━━ Records for the task

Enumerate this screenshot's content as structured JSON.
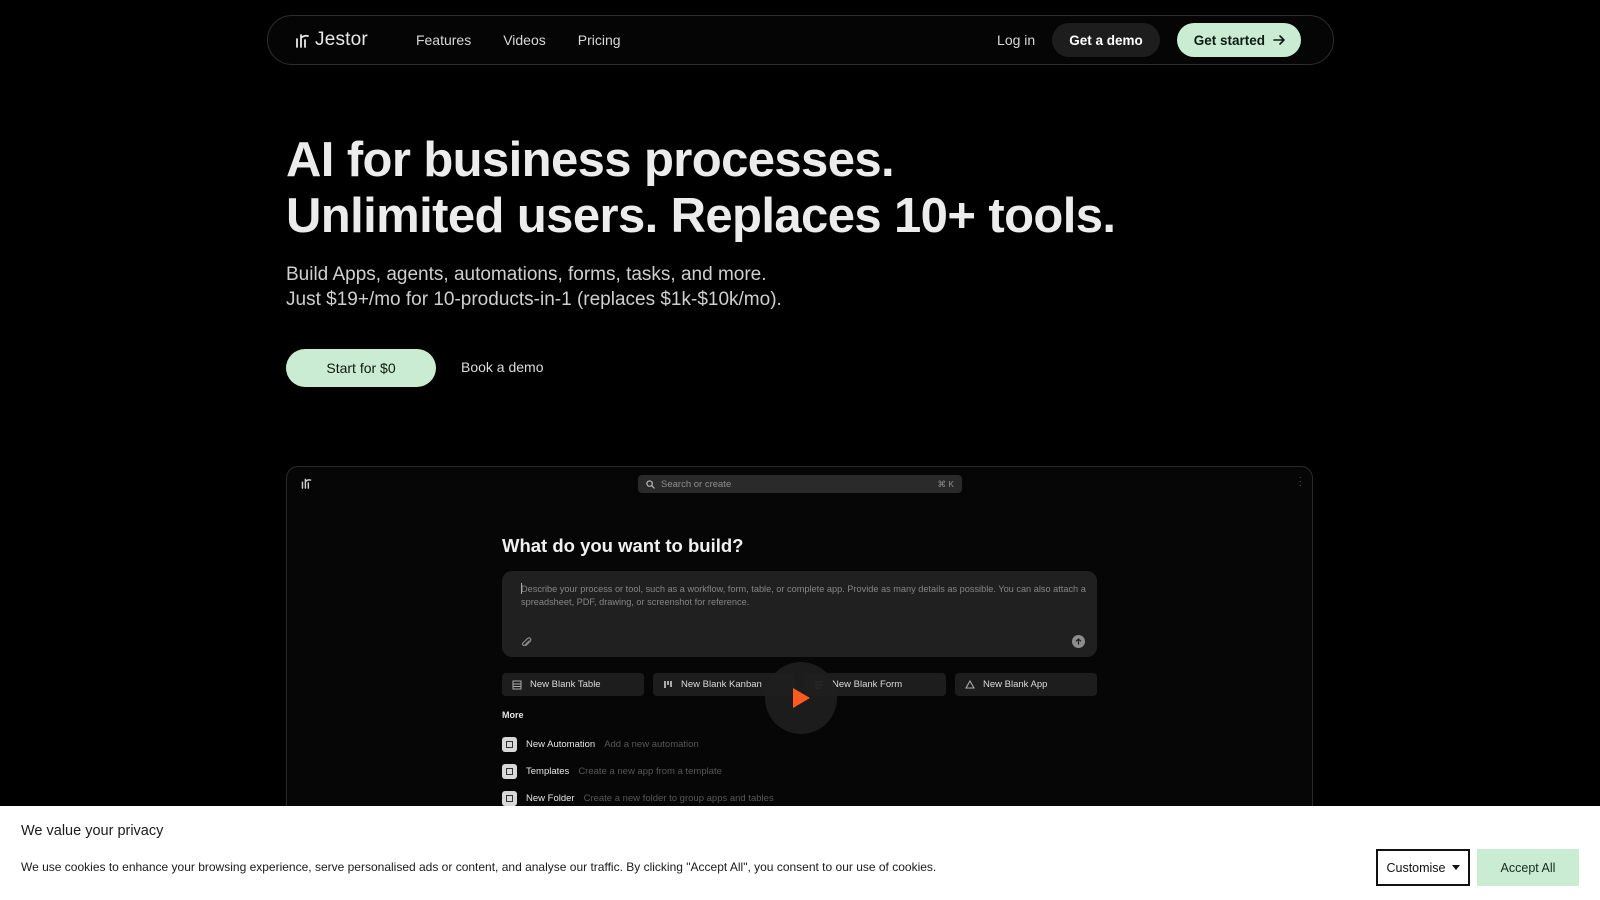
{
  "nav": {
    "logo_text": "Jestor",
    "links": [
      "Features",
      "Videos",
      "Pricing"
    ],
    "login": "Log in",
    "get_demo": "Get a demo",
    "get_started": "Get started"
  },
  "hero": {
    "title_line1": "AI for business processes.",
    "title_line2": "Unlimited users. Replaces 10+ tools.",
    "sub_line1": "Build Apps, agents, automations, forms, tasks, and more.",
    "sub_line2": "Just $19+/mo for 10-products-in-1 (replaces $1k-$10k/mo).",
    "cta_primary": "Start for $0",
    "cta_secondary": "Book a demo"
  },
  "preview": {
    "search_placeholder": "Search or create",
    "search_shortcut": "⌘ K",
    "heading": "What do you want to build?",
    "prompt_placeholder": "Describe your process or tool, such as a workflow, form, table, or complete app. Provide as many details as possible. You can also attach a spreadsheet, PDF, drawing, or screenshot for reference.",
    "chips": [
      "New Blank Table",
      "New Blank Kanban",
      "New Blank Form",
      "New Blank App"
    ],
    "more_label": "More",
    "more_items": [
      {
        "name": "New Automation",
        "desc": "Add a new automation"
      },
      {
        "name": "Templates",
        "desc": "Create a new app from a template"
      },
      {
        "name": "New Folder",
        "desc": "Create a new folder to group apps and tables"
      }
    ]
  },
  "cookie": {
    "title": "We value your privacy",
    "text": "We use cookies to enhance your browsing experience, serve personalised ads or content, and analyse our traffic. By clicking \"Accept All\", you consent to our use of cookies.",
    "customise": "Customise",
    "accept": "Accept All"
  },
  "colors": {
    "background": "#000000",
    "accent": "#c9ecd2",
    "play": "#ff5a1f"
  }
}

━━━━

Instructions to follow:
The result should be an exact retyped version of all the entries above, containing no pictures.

Answer to the exercise:
Enumerate this screenshot's content as structured JSON.
{
  "nav": {
    "logo_text": "Jestor",
    "links": [
      "Features",
      "Videos",
      "Pricing"
    ],
    "login": "Log in",
    "get_demo": "Get a demo",
    "get_started": "Get started"
  },
  "hero": {
    "title_line1": "AI for business processes.",
    "title_line2": "Unlimited users. Replaces 10+ tools.",
    "sub_line1": "Build Apps, agents, automations, forms, tasks, and more.",
    "sub_line2": "Just $19+/mo for 10-products-in-1 (replaces $1k-$10k/mo).",
    "cta_primary": "Start for $0",
    "cta_secondary": "Book a demo"
  },
  "preview": {
    "search_placeholder": "Search or create",
    "search_shortcut": "⌘ K",
    "heading": "What do you want to build?",
    "prompt_placeholder": "Describe your process or tool, such as a workflow, form, table, or complete app. Provide as many details as possible. You can also attach a spreadsheet, PDF, drawing, or screenshot for reference.",
    "chips": [
      "New Blank Table",
      "New Blank Kanban",
      "New Blank Form",
      "New Blank App"
    ],
    "more_label": "More",
    "more_items": [
      {
        "name": "New Automation",
        "desc": "Add a new automation"
      },
      {
        "name": "Templates",
        "desc": "Create a new app from a template"
      },
      {
        "name": "New Folder",
        "desc": "Create a new folder to group apps and tables"
      }
    ]
  },
  "cookie": {
    "title": "We value your privacy",
    "text": "We use cookies to enhance your browsing experience, serve personalised ads or content, and analyse our traffic. By clicking \"Accept All\", you consent to our use of cookies.",
    "customise": "Customise",
    "accept": "Accept All"
  },
  "colors": {
    "background": "#000000",
    "accent": "#c9ecd2",
    "play": "#ff5a1f"
  }
}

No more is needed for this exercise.